It was all for naught though, with Matt Kleinfelter brought in for the top of the seventh to protect a one-run lead. After striking out the leadoff batter, Zack Austin stepped up to the plate. He took the first pitch for a strike and then blasted the second one to right center field for the game-tying home run. Kleinfelter quickly shut down the next two batters, but the damage was already done. Matt Kemp did his best to keep his team in the game, hitting a hard single in the bottom of the seventh, but the rest of the Turks could not help him out and the game went to extras.

Now in the top of the eighth, Kleinfelter kept the ball for the Turks. He allowed a leadoff double to Corey Robinson (pictured), which scored the automatic runner on second. Two batters later, he allowed another double to Garret McMillan, who got thrown out trying to stretch it into a triple. It did not matter. With the Express up two in the bottom of the eighth, they brought in reliever Kyle Demi, who had not allowed a run in four innings so far this season. Although he allowed the automatic runner to score (on a balk after the leadoff batter got the runner to third), Demi cruised through the eighth and looked dominant, showing he can be another weapon late in games for the Express. 

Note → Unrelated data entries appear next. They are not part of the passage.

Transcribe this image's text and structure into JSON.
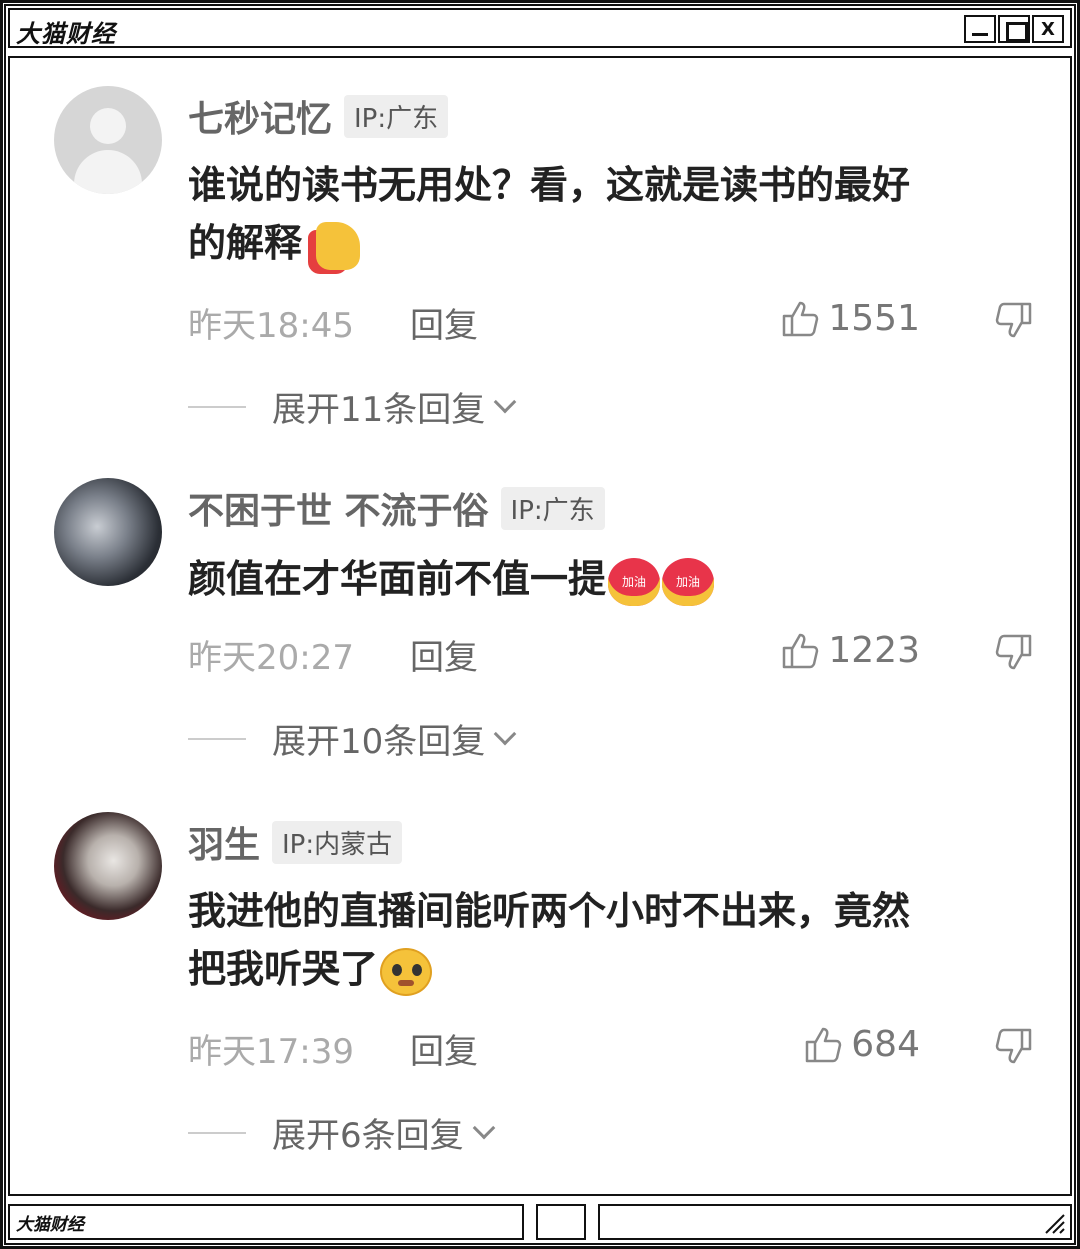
{
  "window": {
    "title": "大猫财经",
    "minimize_label": "",
    "maximize_label": "",
    "close_label": "X"
  },
  "comments": [
    {
      "username": "七秒记忆",
      "ip": "IP:广东",
      "text_line1": "谁说的读书无用处？看，这就是读书的最好",
      "text_line2": "的解释",
      "emoji": "thumbs-up",
      "time": "昨天18:45",
      "reply_label": "回复",
      "likes": "1551",
      "expand": "展开11条回复"
    },
    {
      "username": "不困于世 不流于俗",
      "ip": "IP:广东",
      "text_line1": "颜值在才华面前不值一提",
      "emoji_label": "加油",
      "time": "昨天20:27",
      "reply_label": "回复",
      "likes": "1223",
      "expand": "展开10条回复"
    },
    {
      "username": "羽生",
      "ip": "IP:内蒙古",
      "text_line1": "我进他的直播间能听两个小时不出来，竟然",
      "text_line2": "把我听哭了",
      "emoji": "pleading-face",
      "time": "昨天17:39",
      "reply_label": "回复",
      "likes": "684",
      "expand": "展开6条回复"
    }
  ],
  "footer": {
    "brand": "大猫财经"
  }
}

Valley League intern Haden Raymer is a third-year student attending James Madison University. He is currently studying journalism, with minors in mathematics and sports communication. In his spare time, he hosts a weekly sports talks show called The Triple Threat Show and writes for a Washington Nationals blog called The Nats Report